“Politicians can’t get too far out in front of the public or they’re cast aside. If you do that, you end up like Stephane Dion. You don’t get elected, and you won’t be re-elected if you get out too far in front of the public. That’s why we need the public to dictate to us how far we can go. When a letter was sent to every household in Canada, asking people to weigh in on electoral reform, only 1.5 percent engaged. That’s not a real basis for making a huge change to our system. I get why it was deemed insufficient to move ahead on electoral reform.”
But there is one issue where Joyce Murray didn’t “get it” and refused to get with the program — the decision to approve, and then to purchase, the Trans Mountain pipeline from Kinder Morgan. Of all the speculative reasons why Murray is not in cabinet, her opposition to both of these decisions may be the most plausible one.
“I was very committed to persuading the PM and the team that the project should not be approved. My concerns were the ones that the Federal Court of Appeal cited. I am concerned about the marine environment, our southern resident killer whale population and the opposition of Indigenous people. That is the solid opinion of the majority in my riding. So I was very actively meeting with the minister [Catherine McKenna] and the PM, and writing out my two-page analysis for caucus. I did that for the whole nine months it was under consideration.”
Murray ultimately lost the argument, but not her ability to find the silver lining in the darkest cloud. For one thing, she says that she had “every opportunity” to state her views to decision makers.
More than that, although she opposed the Trans Mountain decision, she thought the pipeline had actually done some good for climate change, contrary to what many critics have claimed. Without the pipeline, she points out, Alberta would not have signed on to the national carbon tax, reduced methane emissions, or agreed to shut down coal-fired power plants by 2025.
“I will always push back when critics say the pipeline is bad for climate change, because it brought Alberta into the climate change camp to help us meet our targets.”
What keeps her up at night
All that could change if Rachel Notley’s NDP government goes down to defeat, and Jason Kenney comes to power in Alberta on a wave of populism like the one that elected Donald Trump.
“Trump was elected because of the rise of populism, and we’ve seen the rise of the same thing in Germany, Italy and France. Our PM is very clear about that — we’re going to bring people together, not divide them.
“We can’t let populism take root here. If we do, everything will be at risk, income equality, the reconciliation with First Nations, progress on climate change, everything. That’s something that keeps me up at night.”
In the end, Joyce Murray’s public career, though she herself is essentially a private attraction, has been a second romance.

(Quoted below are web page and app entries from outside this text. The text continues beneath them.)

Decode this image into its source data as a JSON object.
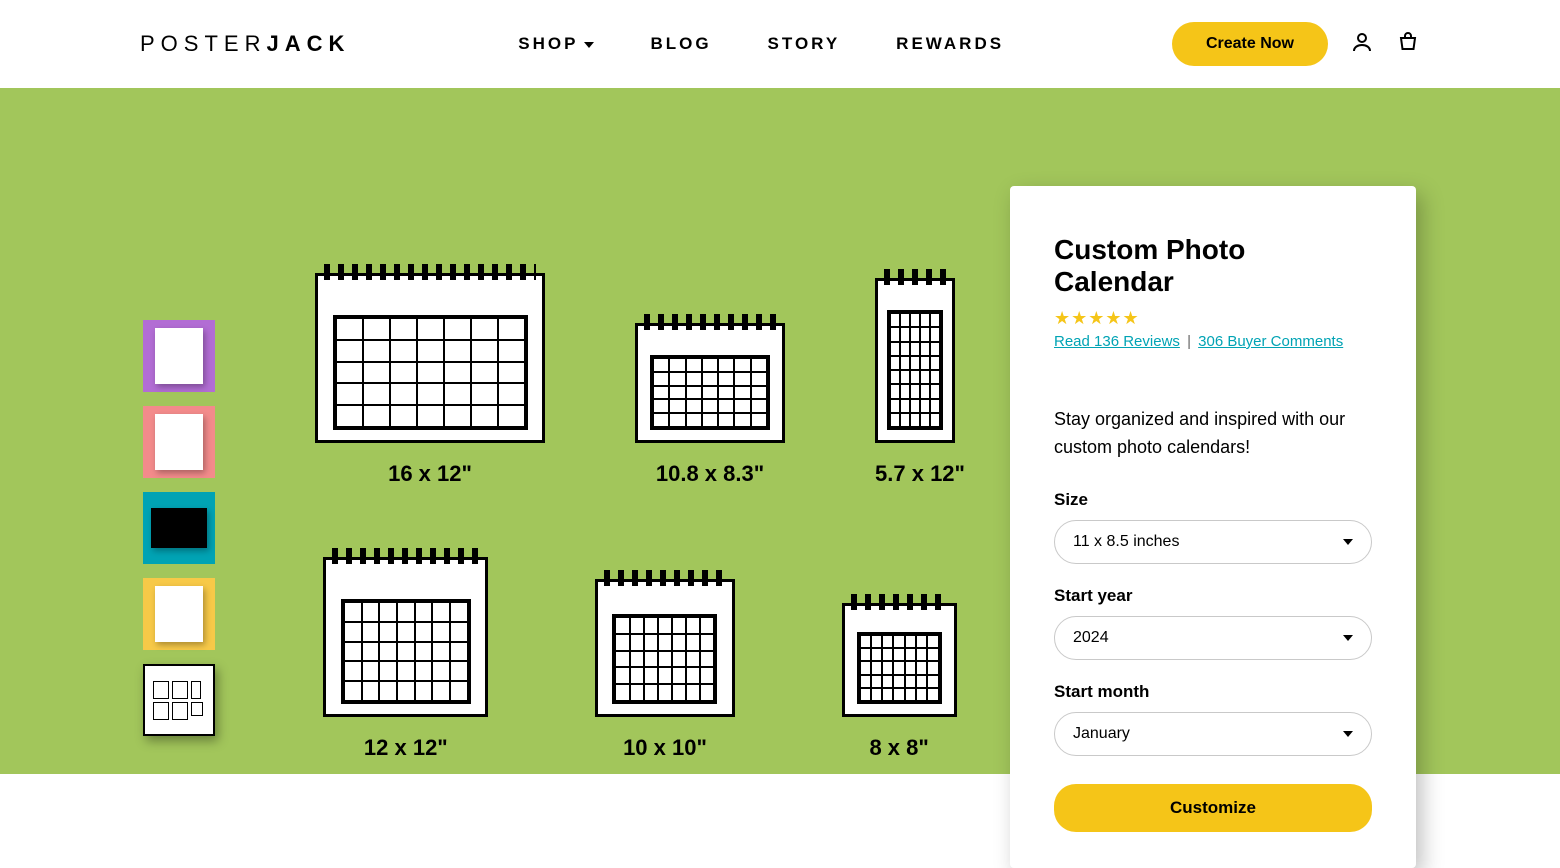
{
  "header": {
    "logo_thin": "POSTER",
    "logo_bold": "JACK",
    "nav": {
      "shop": "SHOP",
      "blog": "BLOG",
      "story": "STORY",
      "rewards": "REWARDS"
    },
    "create_label": "Create Now"
  },
  "sizes": {
    "s1": "16 x 12\"",
    "s2": "10.8 x 8.3\"",
    "s3": "5.7 x 12\"",
    "s4": "12 x 12\"",
    "s5": "10 x 10\"",
    "s6": "8 x 8\""
  },
  "product": {
    "title": "Custom Photo Calendar",
    "reviews_link": "Read 136 Reviews",
    "comments_link": "306 Buyer Comments",
    "description": "Stay organized and inspired with our custom photo calendars!",
    "size_label": "Size",
    "size_value": "11 x 8.5 inches",
    "year_label": "Start year",
    "year_value": "2024",
    "month_label": "Start month",
    "month_value": "January",
    "customize_label": "Customize"
  }
}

“I’m happy to have the opportunity through politics to express my love of the people. I’m an introvert by nature and politics has made me relax a bit more. It’s been a healthy thing for me.”